The first genocide of the 20th century took place in Namibia, then a German colony, from 1904 to 1908, when thousands of the Herero people were murdered as they attempted to free themselves from imperial rule. The sun never set on the British empire because of its brutality committed as recently as the 1950s in Kenya’s revolutionary struggle when mass killings and concentration camps were used to put down the rebellion. The systematic destruction of records which documented these atrocities is proof of Britain’s guilt in committing genocide.
The attention brought to the ICJ case in the Hague is an opportunity to lift the veil of secrecy and complicity and make the world aware that normalized practices are in fact genocidal. Every war and intervention ranging from regime change in Haiti to the full scale invasions of Iraq and Afghanistan were committed with the intent to destroy national groups. The response should not be to stop using the word genocide, but instead to make its usage more common. Doing otherwise allows the guilty to act with impunity.
South Africa has created a crisis for the world and should be applauded for doing so. Now millions of people know how genocide is defined and know that their nations are guilty of the practice. There is now less fear about naming names and a greater willingness to speak truthfully about what is accepted far too often. The nations of the Collective West as they call themselves, have written history and exculpated themselves despite being perpetrators for centuries. Israeli officials are genocidaires but they are not alone. All of those who aid and abet must be called to account too.
-Margaret Kimberley is the author of Prejudential: Black America and the Presidents.

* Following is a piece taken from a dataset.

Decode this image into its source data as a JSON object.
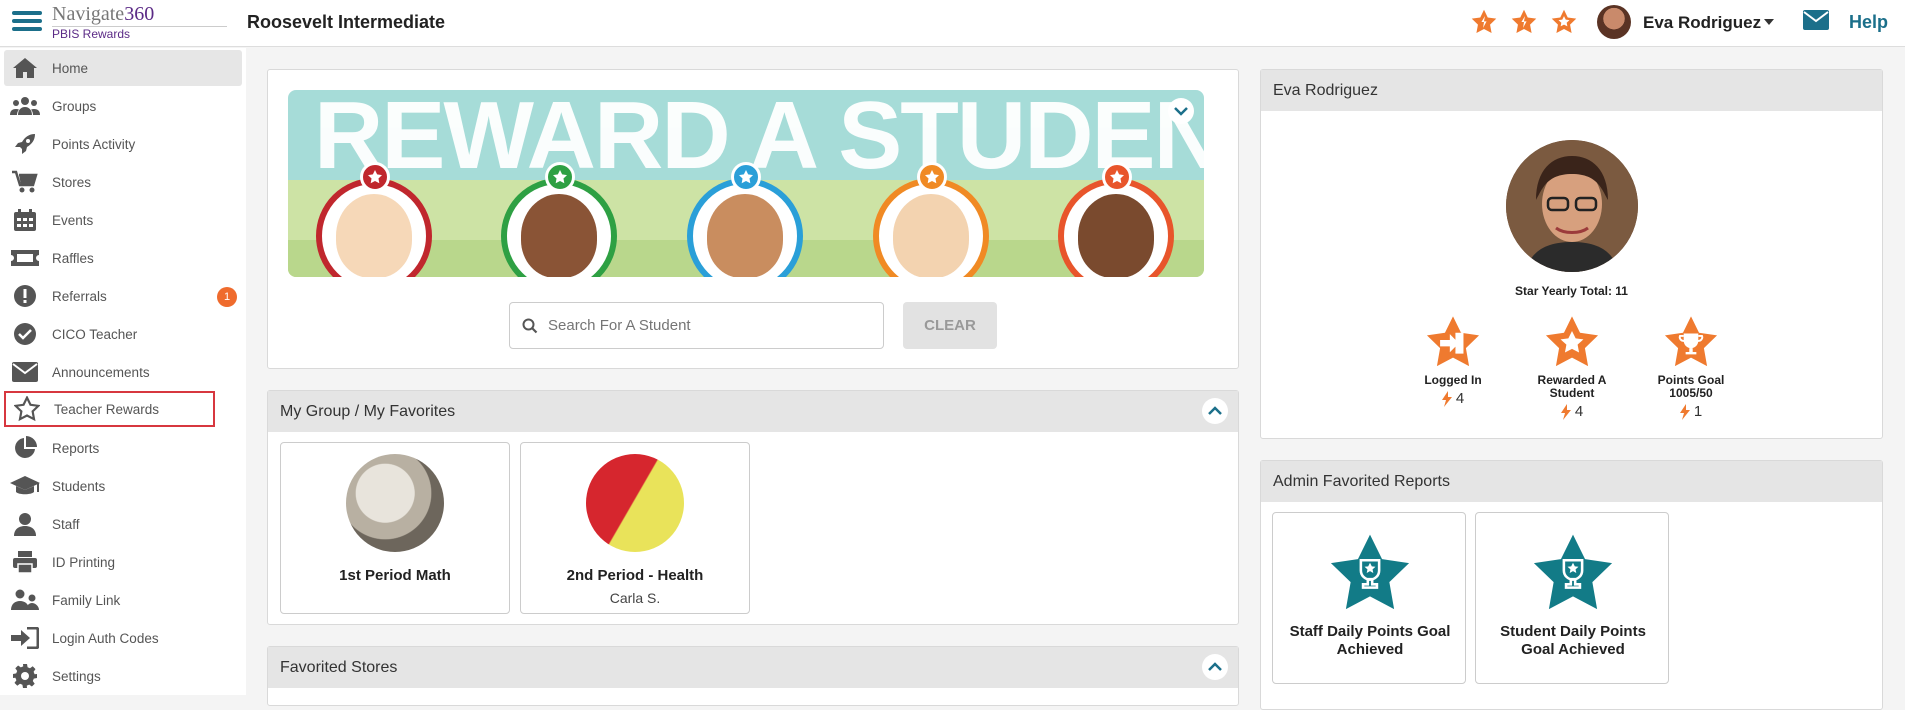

COVER PHOTO: Vusimuzi Madonsela, South Africa’s ambassador to the Netherlands, speaking at the ICJ in The Hague. Photo by: UN, ICJ-CIJ/ Frank van Beek